Russell: Mercedes “very confident” for 2026 engine regulations

Jaden Diaz

George Russell believes that Mercedes expect to produce a highly competitive engine for the upcoming F1 regulations. It was roughly a decade ago that Mercedes produced an engine that was peerless to begin the hybrid era. Now, with the Silver Arrows unable to fight for wins, 2026 is an opportunity to return to the front.

As it stands, the next era of Formula 1 is still undefined. The aerodynamic regulations are still being figured out, with teams and drivers alike vocal about some of their concerns. In the next few months, more clarity should emerge on this front.

With that said, there is one aspect of the 2026 rule change that is already understood – the engines. With a record-breaking number of manufacturers set to field their own power units, this will be a key determinant in performance.

There are currently negligible differences between F1’s top three engines: Honda, Ferrari and Mercedes. The only power unit with a significant disadvantage is Renault, which gives up a few tenths per lap to its competitors.

However, in two years, this dynamic will almost certainly change. Reliability will again return to the forefront as teams grapple with a very different set of parameters. In addition to this, there will be a significant discrepancy in horsepower.

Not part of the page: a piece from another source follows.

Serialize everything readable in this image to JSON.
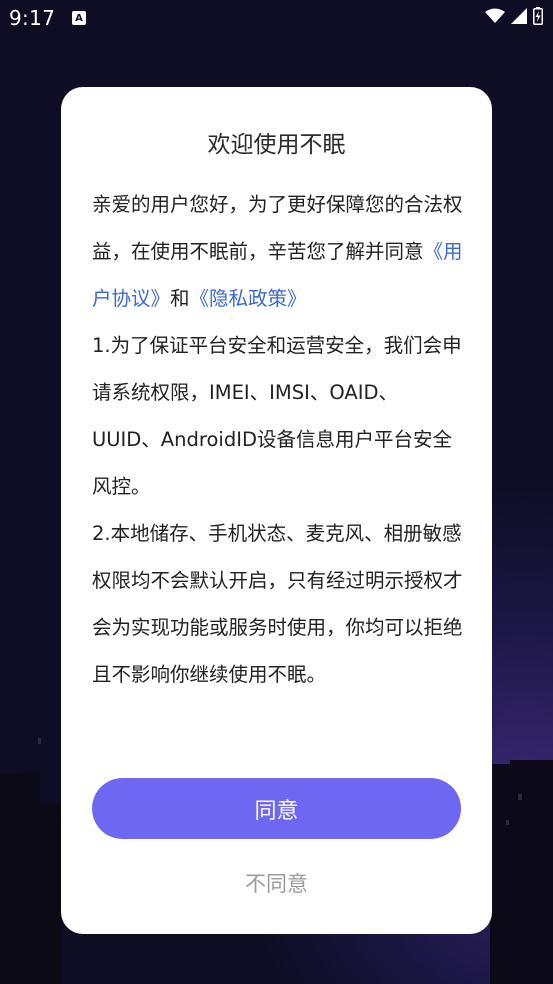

Speaking to the media last week, George Russell revealed his confidence in what the factory at Brixworth will produce:

“I mean, ordinarily, 2026 seems like a long time away. But in the world of Formula 1, it’s going to be here tomorrow, and the team are feeling really confident for this era.

“I think you know the experience the team have had, the success in 2014 with the new powertrain, and then obviously the time in Formula E, the work that was done with the Hypercar.

“There are a lot of individuals within HPP [Mercedes High Performance Powertrains] who have got so much experience with this future technology. I think that leaves us in a really great place to have a great engine.

“And the work Petronas are doing on the fuel as well, is looking really strong. So, on the engine side, I think we’re feeling very confident for that era.”

Of course, nobody can be sure which engine manufacturer will lead the way in 2026. With so many names in the equation, the only guarantee is that there will be clear winners and losers in just under two years’ time.

For Mercedes, the importance of nailing the new regulations is essential. After losing the 2021 drivers’ Championship in a controversial fashion, Toto Wolff’s team has failed to produce a car capable of fighting for the title.

Of course, experiencing a rough patch after almost a decade of dominance is not a disaster. However, with Lewis Hamilton leaving for Ferrari and the W15 underperforming, the Silver Arrows need a clean slate to re-establish themselves at the front.